These new skills will be taught at the JMSC in May by Irene Jay Liu, Thomson Reuters‘s news editor for data.
The 12-day course will cover how to use computer tools to search through public documents for hidden information that is newsworthy. It will also teach how to present the results clearly and compellingly for a general audience.
Liu said she hopes to impress upon her students the importance of adding value to stories in ways that bloggers and amateur on-line reporters cannot.
With the advent of the Internet, she said, “everyone is committing acts of journalism” on a daily basis. However, journalists need to focus on the quality of their content, she said. “The techniques of data journalism provide the ability to add additional levels of insight to a subject” while still maintaining high standards of accuracy and integrity.
The course will be offered between May 7 and May 30 and is open to the public. Course details can be found on the JMSC Public Courses webpage. Registration is open until April 30 on a first-come-first-serve basis. Click here to register.
Liu, who holds a master’s degree in Journalism from Columbia University, led the development of Reuters’ Connected China, a groundbreaking news website that uses interactive graphics to illustrate the changing relationships among China’s governing elite.
She said Connected China is an example of how data journalists are using digital techniques to redefine news, and to create something that has never been seen before. “Most news applications are for one news event and then don’t ever change after they are published. But life isn’t like that,” she said. “News is happening all the time, altering details of what was reported in the past and changing the light we see it in.”
“So we decided to make Connected China a living application.
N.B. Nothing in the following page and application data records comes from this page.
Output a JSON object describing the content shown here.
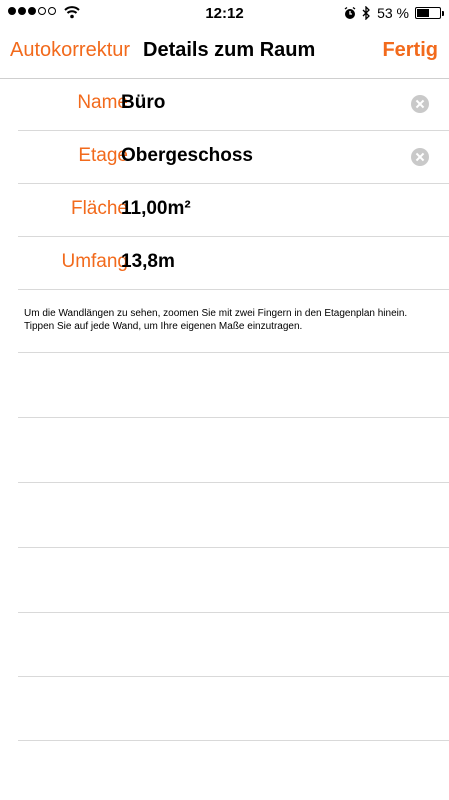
{
  "status_bar": {
    "signal_bars_filled": 3,
    "signal_bars_total": 5,
    "wifi_icon": "wifi-icon",
    "time": "12:12",
    "alarm_icon": "alarm-icon",
    "bluetooth_icon": "bluetooth-icon",
    "battery_percent_text": "53 %",
    "battery_level": 0.53
  },
  "nav": {
    "left_label": "Autokorrektur",
    "title": "Details zum Raum",
    "right_label": "Fertig",
    "accent_color": "#f26a1c"
  },
  "fields": [
    {
      "label": "Name",
      "value": "Büro",
      "clearable": true
    },
    {
      "label": "Etage",
      "value": "Obergeschoss",
      "clearable": true
    },
    {
      "label": "Fläche",
      "value": "11,00m²",
      "clearable": false
    },
    {
      "label": "Umfang",
      "value": "13,8m",
      "clearable": false
    }
  ],
  "info_text": "Um die Wandlängen zu sehen, zoomen Sie mit zwei Fingern in den Etagenplan hinein. Tippen Sie auf jede Wand, um Ihre eigenen Maße einzutragen."
}
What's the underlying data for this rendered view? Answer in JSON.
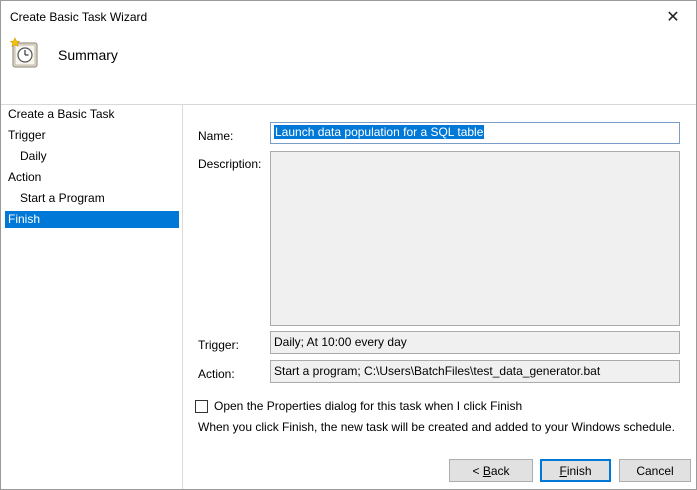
{
  "window": {
    "title": "Create Basic Task Wizard",
    "close_glyph": "✕"
  },
  "header": {
    "title": "Summary"
  },
  "sidebar": {
    "items": [
      {
        "label": "Create a Basic Task"
      },
      {
        "label": "Trigger"
      },
      {
        "label": "Daily"
      },
      {
        "label": "Action"
      },
      {
        "label": "Start a Program"
      },
      {
        "label": "Finish"
      }
    ]
  },
  "form": {
    "name_label": "Name:",
    "name_value": "Launch data population for a SQL table",
    "description_label": "Description:",
    "description_value": "",
    "trigger_label": "Trigger:",
    "trigger_value": "Daily; At 10:00 every day",
    "action_label": "Action:",
    "action_value": "Start a program; C:\\Users\\BatchFiles\\test_data_generator.bat",
    "checkbox_label": "Open the Properties dialog for this task when I click Finish",
    "checkbox_checked": false,
    "info_text": "When you click Finish, the new task will be created and added to your Windows schedule."
  },
  "buttons": {
    "back_prefix": "< ",
    "back_mnemonic": "B",
    "back_rest": "ack",
    "finish_mnemonic": "F",
    "finish_rest": "inish",
    "cancel": "Cancel"
  },
  "colors": {
    "selection": "#0078d7",
    "readonly_bg": "#f0f0f0",
    "button_bg": "#e1e1e1"
  }
}
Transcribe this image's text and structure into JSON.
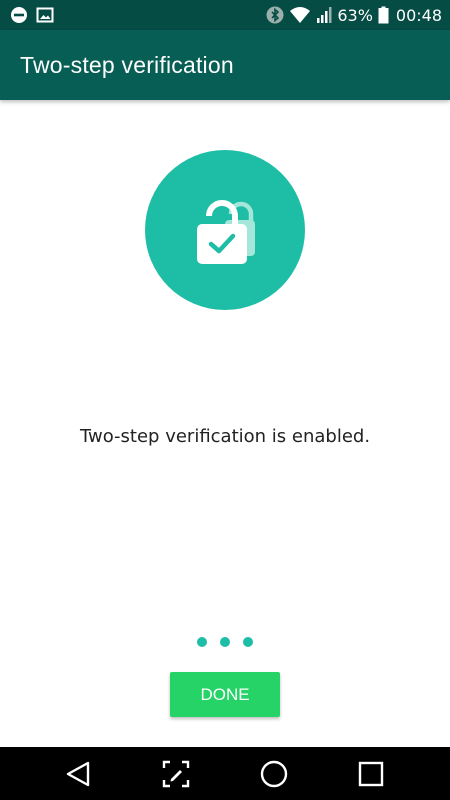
{
  "status_bar": {
    "left_icons": [
      "do-not-disturb-icon",
      "image-notification-icon"
    ],
    "right_icons": [
      "bluetooth-icon",
      "wifi-icon",
      "signal-icon",
      "battery-icon"
    ],
    "battery": "63%",
    "time": "00:48"
  },
  "app_bar": {
    "title": "Two-step verification"
  },
  "main": {
    "hero_icon": "lock-check-icon",
    "message": "Two-step verification is enabled.",
    "dots_count": 3,
    "done_label": "DONE"
  },
  "nav_bar": {
    "buttons": [
      "back-icon",
      "screenshot-edit-icon",
      "home-icon",
      "recents-icon"
    ]
  },
  "colors": {
    "status_bar": "#054d44",
    "app_bar": "#075e54",
    "accent": "#1dbea5",
    "button": "#25d366"
  }
}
It’s driven by a database that is updated continuously… This is a way we can use data and technology to keep the news living and moving forward and also relevant.”
Nathan Griffiths (MJ, 2011), an interactive producer at the Associated Press in New York who helped create the AP’s interactive election maps during last year’s U.S. presidential election, credited Liu’s data course with giving him a new perspective on how to use knowledge he already had.
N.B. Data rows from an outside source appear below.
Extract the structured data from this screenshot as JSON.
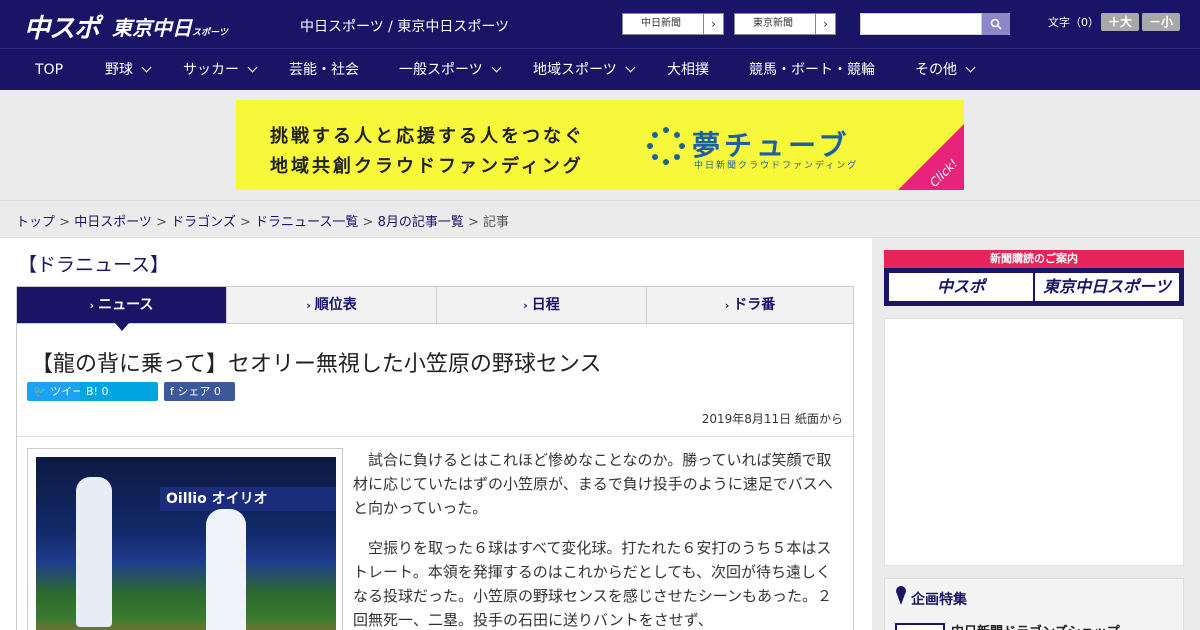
{
  "header": {
    "logo_main": "中スポ",
    "logo_sub": "東京中日",
    "logo_sub_small": "スポーツ",
    "site_names": "中日スポーツ / 東京中日スポーツ",
    "paper_buttons": [
      "中日新聞",
      "東京新聞"
    ],
    "font_label": "文字（0）",
    "font_plus": "＋大",
    "font_minus": "－小"
  },
  "nav": {
    "items": [
      {
        "label": "TOP",
        "chevron": false
      },
      {
        "label": "野球",
        "chevron": true
      },
      {
        "label": "サッカー",
        "chevron": true
      },
      {
        "label": "芸能・社会",
        "chevron": false
      },
      {
        "label": "一般スポーツ",
        "chevron": true
      },
      {
        "label": "地域スポーツ",
        "chevron": true
      },
      {
        "label": "大相撲",
        "chevron": false
      },
      {
        "label": "競馬・ボート・競輪",
        "chevron": false
      },
      {
        "label": "その他",
        "chevron": true
      }
    ]
  },
  "banner": {
    "line1": "挑戦する人と応援する人をつなぐ",
    "line2": "地域共創クラウドファンディング",
    "brand": "夢チューブ",
    "brand_sub": "中日新聞クラウドファンディング",
    "click": "Click!"
  },
  "breadcrumb": {
    "items": [
      "トップ",
      "中日スポーツ",
      "ドラゴンズ",
      "ドラニュース一覧",
      "8月の記事一覧"
    ],
    "current": "記事"
  },
  "section_title": "【ドラニュース】",
  "tabs": [
    "ニュース",
    "順位表",
    "日程",
    "ドラ番"
  ],
  "article": {
    "headline": "【龍の背に乗って】セオリー無視した小笠原の野球センス",
    "share_tweet": "ツイート",
    "share_hatena": "B! 0",
    "share_fb": "シェア 0",
    "date": "2019年8月11日 紙面から",
    "photo_sign": "Oillio オイリオ",
    "paragraphs": [
      "試合に負けるとはこれほど惨めなことなのか。勝っていれば笑顔で取材に応じていたはずの小笠原が、まるで負け投手のように速足でバスへと向かっていった。",
      "空振りを取った６球はすべて変化球。打たれた６安打のうち５本はストレート。本領を発揮するのはこれからだとしても、次回が待ち遠しくなる投球だった。小笠原の野球センスを感じさせたシーンもあった。２回無死一、二塁。投手の石田に送りバントをさせず、"
    ]
  },
  "sidebar": {
    "subscribe_title": "新聞購読のご案内",
    "subscribe_buttons": [
      "中スポ",
      "東京中日スポーツ"
    ],
    "feature_title": "企画特集",
    "feature_item": "中日新聞ドラゴンズショップ"
  },
  "colors": {
    "brand_navy": "#1a1466",
    "banner_yellow": "#f8f83a",
    "accent_pink": "#e8235a"
  }
}
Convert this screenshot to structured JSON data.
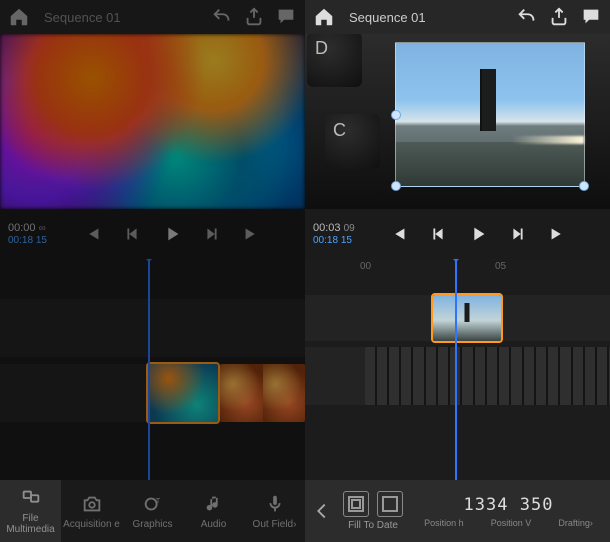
{
  "left": {
    "title": "Sequence 01",
    "time_main": "00:00",
    "time_inf": "∞",
    "time_sub": "00:18",
    "time_sub2": "15",
    "tabs": {
      "multimedia": "File\nMultimedia",
      "acquisition": "Acquisition e",
      "graphics": "Graphics",
      "audio": "Audio",
      "out": "Out Field›"
    }
  },
  "right": {
    "title": "Sequence 01",
    "time_main": "00:03",
    "time_frames": "09",
    "time_sub": "00:18",
    "time_sub2": "15",
    "ruler": {
      "t0": "00",
      "t1": "05"
    },
    "fill_label": "Fill To Date",
    "nums": "1334 350",
    "sublabels": [
      "Position h",
      "Position V",
      "Drafting›"
    ]
  }
}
“Irene’s class really helped me see how all these tools, many of which, like Excel, I’d been installing, maintaining, and troubleshooting for years, could be used for journalism,” Griffiths said. “It was actually kind of inspiring to realize that many of the technical skills I’d learned over the years could be used for more than fixing a broken file server or crashed computer.”
“I don’t really think of data journalism as a field of journalism as much as a series of tools and techniques you will need to learn to use if you want to be a reporter,” he said. “It doesn’t matter what kind of stories you want to cover, these days there’s going to be some kind of data on the subject, and probably more than you realize.”
Liu said news organizations are looking for journalists with data skills. “Everyone wants data. Everyone needs data. Everyone who is a journalist should understand data and has to learn how to do it. If you want a job in journalism, all you have to do is put the word data somewhere in your job title – and you will be employed.”
More information on upcoming courses the JMSC is offering to the public may be found here.